'''

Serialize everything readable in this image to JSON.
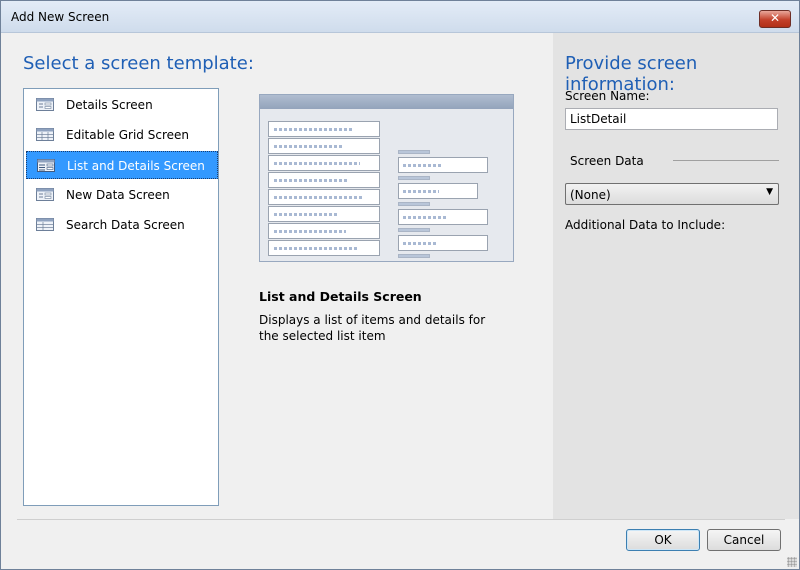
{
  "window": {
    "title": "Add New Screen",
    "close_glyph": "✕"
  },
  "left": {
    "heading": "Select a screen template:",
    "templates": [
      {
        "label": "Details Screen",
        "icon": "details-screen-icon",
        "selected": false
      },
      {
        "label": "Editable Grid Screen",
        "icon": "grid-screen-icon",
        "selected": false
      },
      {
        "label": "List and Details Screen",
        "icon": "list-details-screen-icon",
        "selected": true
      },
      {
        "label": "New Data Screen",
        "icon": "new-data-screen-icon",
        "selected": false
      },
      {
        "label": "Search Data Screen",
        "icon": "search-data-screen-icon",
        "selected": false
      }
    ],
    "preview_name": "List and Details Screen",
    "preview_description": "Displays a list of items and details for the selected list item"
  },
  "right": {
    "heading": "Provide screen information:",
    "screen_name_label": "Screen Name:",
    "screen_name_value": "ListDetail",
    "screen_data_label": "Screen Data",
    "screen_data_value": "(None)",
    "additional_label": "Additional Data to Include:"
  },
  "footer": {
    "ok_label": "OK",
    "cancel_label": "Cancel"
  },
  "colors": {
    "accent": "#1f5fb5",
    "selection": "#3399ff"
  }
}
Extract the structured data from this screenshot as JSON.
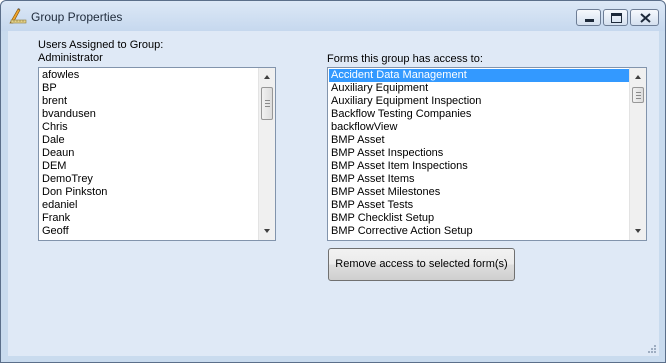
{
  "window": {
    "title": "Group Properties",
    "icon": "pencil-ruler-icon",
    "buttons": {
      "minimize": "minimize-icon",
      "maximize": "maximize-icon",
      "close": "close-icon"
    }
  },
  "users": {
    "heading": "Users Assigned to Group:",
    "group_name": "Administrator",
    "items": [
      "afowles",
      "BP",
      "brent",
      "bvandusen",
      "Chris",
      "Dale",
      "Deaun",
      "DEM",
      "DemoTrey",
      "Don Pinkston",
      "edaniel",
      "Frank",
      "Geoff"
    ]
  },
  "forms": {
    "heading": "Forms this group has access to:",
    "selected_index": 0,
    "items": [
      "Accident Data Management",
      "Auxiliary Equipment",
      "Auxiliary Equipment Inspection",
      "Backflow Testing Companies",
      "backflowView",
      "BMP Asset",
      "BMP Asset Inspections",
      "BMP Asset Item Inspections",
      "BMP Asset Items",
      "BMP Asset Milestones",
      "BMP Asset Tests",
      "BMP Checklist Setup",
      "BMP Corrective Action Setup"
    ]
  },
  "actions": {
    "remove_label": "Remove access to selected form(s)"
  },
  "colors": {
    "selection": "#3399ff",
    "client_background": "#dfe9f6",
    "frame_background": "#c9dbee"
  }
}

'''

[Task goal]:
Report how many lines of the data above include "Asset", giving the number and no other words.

[Solution below]:
6